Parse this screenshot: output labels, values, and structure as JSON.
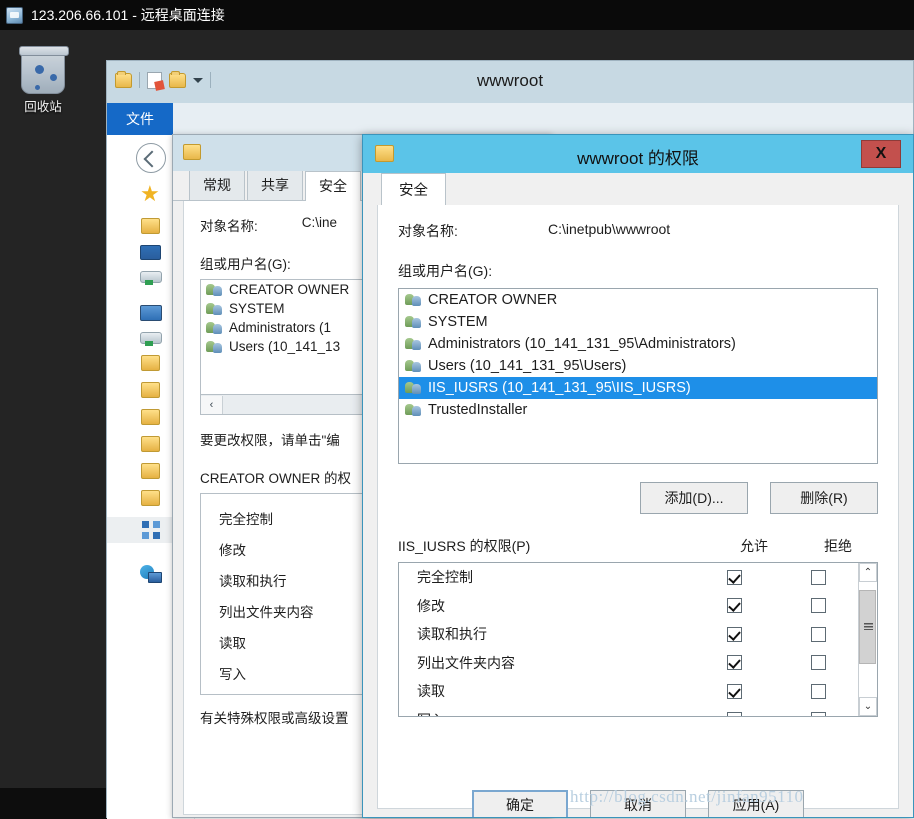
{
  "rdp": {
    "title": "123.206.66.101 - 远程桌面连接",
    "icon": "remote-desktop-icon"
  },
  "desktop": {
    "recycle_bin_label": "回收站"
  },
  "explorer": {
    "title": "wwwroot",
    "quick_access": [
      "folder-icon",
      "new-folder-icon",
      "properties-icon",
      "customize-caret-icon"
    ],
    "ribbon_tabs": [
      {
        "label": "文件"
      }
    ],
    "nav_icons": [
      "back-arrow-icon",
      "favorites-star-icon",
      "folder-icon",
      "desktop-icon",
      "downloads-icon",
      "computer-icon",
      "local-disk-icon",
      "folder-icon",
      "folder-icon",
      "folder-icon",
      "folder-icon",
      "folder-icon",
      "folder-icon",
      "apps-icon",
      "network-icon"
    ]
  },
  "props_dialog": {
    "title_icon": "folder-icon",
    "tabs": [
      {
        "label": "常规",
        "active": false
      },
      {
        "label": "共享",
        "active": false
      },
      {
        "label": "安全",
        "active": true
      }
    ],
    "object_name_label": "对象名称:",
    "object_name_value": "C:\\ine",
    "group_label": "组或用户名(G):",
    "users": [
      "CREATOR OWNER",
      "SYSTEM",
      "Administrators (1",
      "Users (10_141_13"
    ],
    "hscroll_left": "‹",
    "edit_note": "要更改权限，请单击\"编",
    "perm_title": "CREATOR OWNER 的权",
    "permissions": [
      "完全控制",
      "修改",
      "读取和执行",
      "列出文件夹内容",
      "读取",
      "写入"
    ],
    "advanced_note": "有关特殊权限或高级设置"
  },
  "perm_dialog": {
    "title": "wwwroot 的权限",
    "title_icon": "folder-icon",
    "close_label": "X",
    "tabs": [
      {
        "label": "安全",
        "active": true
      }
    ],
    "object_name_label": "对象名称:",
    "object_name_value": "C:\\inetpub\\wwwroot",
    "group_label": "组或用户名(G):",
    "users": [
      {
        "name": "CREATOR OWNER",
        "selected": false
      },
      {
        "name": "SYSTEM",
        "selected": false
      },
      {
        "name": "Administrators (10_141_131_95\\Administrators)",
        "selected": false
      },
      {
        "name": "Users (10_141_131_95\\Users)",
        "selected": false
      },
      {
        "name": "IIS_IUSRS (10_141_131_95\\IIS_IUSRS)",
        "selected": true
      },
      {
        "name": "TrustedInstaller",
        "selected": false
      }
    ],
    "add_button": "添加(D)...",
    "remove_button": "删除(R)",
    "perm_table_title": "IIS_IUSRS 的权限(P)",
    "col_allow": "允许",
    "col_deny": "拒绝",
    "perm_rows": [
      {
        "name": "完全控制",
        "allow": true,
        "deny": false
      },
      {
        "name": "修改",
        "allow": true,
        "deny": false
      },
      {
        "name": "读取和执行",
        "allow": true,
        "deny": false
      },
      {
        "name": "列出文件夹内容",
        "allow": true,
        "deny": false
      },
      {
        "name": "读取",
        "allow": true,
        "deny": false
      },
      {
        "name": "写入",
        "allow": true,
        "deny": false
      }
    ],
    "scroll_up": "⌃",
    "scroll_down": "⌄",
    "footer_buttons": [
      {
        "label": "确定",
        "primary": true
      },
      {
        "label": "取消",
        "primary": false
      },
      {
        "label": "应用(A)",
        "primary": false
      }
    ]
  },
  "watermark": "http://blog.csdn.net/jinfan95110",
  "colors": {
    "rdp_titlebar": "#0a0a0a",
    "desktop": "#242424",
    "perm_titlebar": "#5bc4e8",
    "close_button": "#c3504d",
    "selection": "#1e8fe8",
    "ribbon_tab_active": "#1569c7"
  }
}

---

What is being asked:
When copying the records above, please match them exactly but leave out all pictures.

The answer:
Parse this screenshot: output labels, values, and structure as JSON.
{
  "rdp": {
    "title": "123.206.66.101 - 远程桌面连接",
    "icon": "remote-desktop-icon"
  },
  "desktop": {
    "recycle_bin_label": "回收站"
  },
  "explorer": {
    "title": "wwwroot",
    "quick_access": [
      "folder-icon",
      "new-folder-icon",
      "properties-icon",
      "customize-caret-icon"
    ],
    "ribbon_tabs": [
      {
        "label": "文件"
      }
    ],
    "nav_icons": [
      "back-arrow-icon",
      "favorites-star-icon",
      "folder-icon",
      "desktop-icon",
      "downloads-icon",
      "computer-icon",
      "local-disk-icon",
      "folder-icon",
      "folder-icon",
      "folder-icon",
      "folder-icon",
      "folder-icon",
      "folder-icon",
      "apps-icon",
      "network-icon"
    ]
  },
  "props_dialog": {
    "title_icon": "folder-icon",
    "tabs": [
      {
        "label": "常规",
        "active": false
      },
      {
        "label": "共享",
        "active": false
      },
      {
        "label": "安全",
        "active": true
      }
    ],
    "object_name_label": "对象名称:",
    "object_name_value": "C:\\ine",
    "group_label": "组或用户名(G):",
    "users": [
      "CREATOR OWNER",
      "SYSTEM",
      "Administrators (1",
      "Users (10_141_13"
    ],
    "hscroll_left": "‹",
    "edit_note": "要更改权限，请单击\"编",
    "perm_title": "CREATOR OWNER 的权",
    "permissions": [
      "完全控制",
      "修改",
      "读取和执行",
      "列出文件夹内容",
      "读取",
      "写入"
    ],
    "advanced_note": "有关特殊权限或高级设置"
  },
  "perm_dialog": {
    "title": "wwwroot 的权限",
    "title_icon": "folder-icon",
    "close_label": "X",
    "tabs": [
      {
        "label": "安全",
        "active": true
      }
    ],
    "object_name_label": "对象名称:",
    "object_name_value": "C:\\inetpub\\wwwroot",
    "group_label": "组或用户名(G):",
    "users": [
      {
        "name": "CREATOR OWNER",
        "selected": false
      },
      {
        "name": "SYSTEM",
        "selected": false
      },
      {
        "name": "Administrators (10_141_131_95\\Administrators)",
        "selected": false
      },
      {
        "name": "Users (10_141_131_95\\Users)",
        "selected": false
      },
      {
        "name": "IIS_IUSRS (10_141_131_95\\IIS_IUSRS)",
        "selected": true
      },
      {
        "name": "TrustedInstaller",
        "selected": false
      }
    ],
    "add_button": "添加(D)...",
    "remove_button": "删除(R)",
    "perm_table_title": "IIS_IUSRS 的权限(P)",
    "col_allow": "允许",
    "col_deny": "拒绝",
    "perm_rows": [
      {
        "name": "完全控制",
        "allow": true,
        "deny": false
      },
      {
        "name": "修改",
        "allow": true,
        "deny": false
      },
      {
        "name": "读取和执行",
        "allow": true,
        "deny": false
      },
      {
        "name": "列出文件夹内容",
        "allow": true,
        "deny": false
      },
      {
        "name": "读取",
        "allow": true,
        "deny": false
      },
      {
        "name": "写入",
        "allow": true,
        "deny": false
      }
    ],
    "scroll_up": "⌃",
    "scroll_down": "⌄",
    "footer_buttons": [
      {
        "label": "确定",
        "primary": true
      },
      {
        "label": "取消",
        "primary": false
      },
      {
        "label": "应用(A)",
        "primary": false
      }
    ]
  },
  "watermark": "http://blog.csdn.net/jinfan95110",
  "colors": {
    "rdp_titlebar": "#0a0a0a",
    "desktop": "#242424",
    "perm_titlebar": "#5bc4e8",
    "close_button": "#c3504d",
    "selection": "#1e8fe8",
    "ribbon_tab_active": "#1569c7"
  }
}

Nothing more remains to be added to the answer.